**Problem requirements:** Repeat the records in full, exactly.

Dataset excerpts
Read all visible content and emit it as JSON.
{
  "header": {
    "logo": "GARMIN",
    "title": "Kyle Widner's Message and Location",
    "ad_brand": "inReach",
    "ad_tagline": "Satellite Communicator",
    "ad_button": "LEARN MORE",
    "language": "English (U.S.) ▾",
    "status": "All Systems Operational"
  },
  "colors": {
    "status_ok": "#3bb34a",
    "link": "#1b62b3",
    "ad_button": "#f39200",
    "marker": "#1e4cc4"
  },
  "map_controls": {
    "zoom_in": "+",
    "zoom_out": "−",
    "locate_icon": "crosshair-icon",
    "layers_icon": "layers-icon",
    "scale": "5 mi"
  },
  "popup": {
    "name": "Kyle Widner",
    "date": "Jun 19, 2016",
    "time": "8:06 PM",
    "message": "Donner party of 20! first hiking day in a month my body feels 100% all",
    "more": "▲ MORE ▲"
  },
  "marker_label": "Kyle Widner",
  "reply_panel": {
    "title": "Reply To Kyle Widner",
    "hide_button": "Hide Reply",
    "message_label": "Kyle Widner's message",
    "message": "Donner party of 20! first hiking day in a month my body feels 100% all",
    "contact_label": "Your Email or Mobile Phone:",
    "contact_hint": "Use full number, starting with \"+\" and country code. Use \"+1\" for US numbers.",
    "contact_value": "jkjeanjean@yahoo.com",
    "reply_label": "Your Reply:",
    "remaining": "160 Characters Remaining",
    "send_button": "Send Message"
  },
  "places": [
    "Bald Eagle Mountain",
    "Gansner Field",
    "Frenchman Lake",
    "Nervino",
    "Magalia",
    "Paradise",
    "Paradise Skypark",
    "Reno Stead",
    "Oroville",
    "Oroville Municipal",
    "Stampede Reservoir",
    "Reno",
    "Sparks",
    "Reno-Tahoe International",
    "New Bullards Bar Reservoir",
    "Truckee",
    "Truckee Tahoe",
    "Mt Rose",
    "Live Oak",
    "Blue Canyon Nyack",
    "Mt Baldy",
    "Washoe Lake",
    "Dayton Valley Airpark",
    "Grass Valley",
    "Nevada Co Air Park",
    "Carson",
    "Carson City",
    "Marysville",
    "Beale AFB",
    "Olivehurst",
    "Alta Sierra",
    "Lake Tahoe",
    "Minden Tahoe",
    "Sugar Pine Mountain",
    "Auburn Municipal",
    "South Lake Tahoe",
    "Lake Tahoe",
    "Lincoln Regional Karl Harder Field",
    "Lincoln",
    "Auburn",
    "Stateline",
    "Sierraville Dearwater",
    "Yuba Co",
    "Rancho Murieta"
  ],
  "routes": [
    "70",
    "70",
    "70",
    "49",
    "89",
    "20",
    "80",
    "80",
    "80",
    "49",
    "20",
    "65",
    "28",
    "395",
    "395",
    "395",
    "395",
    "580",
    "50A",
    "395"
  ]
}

**Task response:**
Read all visible content and emit it as JSON.
{
  "header": {
    "logo": "GARMIN",
    "title": "Kyle Widner's Message and Location",
    "ad_brand": "inReach",
    "ad_tagline": "Satellite Communicator",
    "ad_button": "LEARN MORE",
    "language": "English (U.S.) ▾",
    "status": "All Systems Operational"
  },
  "colors": {
    "status_ok": "#3bb34a",
    "link": "#1b62b3",
    "ad_button": "#f39200",
    "marker": "#1e4cc4"
  },
  "map_controls": {
    "zoom_in": "+",
    "zoom_out": "−",
    "locate_icon": "crosshair-icon",
    "layers_icon": "layers-icon",
    "scale": "5 mi"
  },
  "popup": {
    "name": "Kyle Widner",
    "date": "Jun 19, 2016",
    "time": "8:06 PM",
    "message": "Donner party of 20! first hiking day in a month my body feels 100% all",
    "more": "▲ MORE ▲"
  },
  "marker_label": "Kyle Widner",
  "reply_panel": {
    "title": "Reply To Kyle Widner",
    "hide_button": "Hide Reply",
    "message_label": "Kyle Widner's message",
    "message": "Donner party of 20! first hiking day in a month my body feels 100% all",
    "contact_label": "Your Email or Mobile Phone:",
    "contact_hint": "Use full number, starting with \"+\" and country code. Use \"+1\" for US numbers.",
    "contact_value": "jkjeanjean@yahoo.com",
    "reply_label": "Your Reply:",
    "remaining": "160 Characters Remaining",
    "send_button": "Send Message"
  },
  "places": [
    "Bald Eagle Mountain",
    "Gansner Field",
    "Frenchman Lake",
    "Nervino",
    "Magalia",
    "Paradise",
    "Paradise Skypark",
    "Reno Stead",
    "Oroville",
    "Oroville Municipal",
    "Stampede Reservoir",
    "Reno",
    "Sparks",
    "Reno-Tahoe International",
    "New Bullards Bar Reservoir",
    "Truckee",
    "Truckee Tahoe",
    "Mt Rose",
    "Live Oak",
    "Blue Canyon Nyack",
    "Mt Baldy",
    "Washoe Lake",
    "Dayton Valley Airpark",
    "Grass Valley",
    "Nevada Co Air Park",
    "Carson",
    "Carson City",
    "Marysville",
    "Beale AFB",
    "Olivehurst",
    "Alta Sierra",
    "Lake Tahoe",
    "Minden Tahoe",
    "Sugar Pine Mountain",
    "Auburn Municipal",
    "South Lake Tahoe",
    "Lake Tahoe",
    "Lincoln Regional Karl Harder Field",
    "Lincoln",
    "Auburn",
    "Stateline",
    "Sierraville Dearwater",
    "Yuba Co",
    "Rancho Murieta"
  ],
  "routes": [
    "70",
    "70",
    "70",
    "49",
    "89",
    "20",
    "80",
    "80",
    "80",
    "49",
    "20",
    "65",
    "28",
    "395",
    "395",
    "395",
    "395",
    "580",
    "50A",
    "395"
  ]
}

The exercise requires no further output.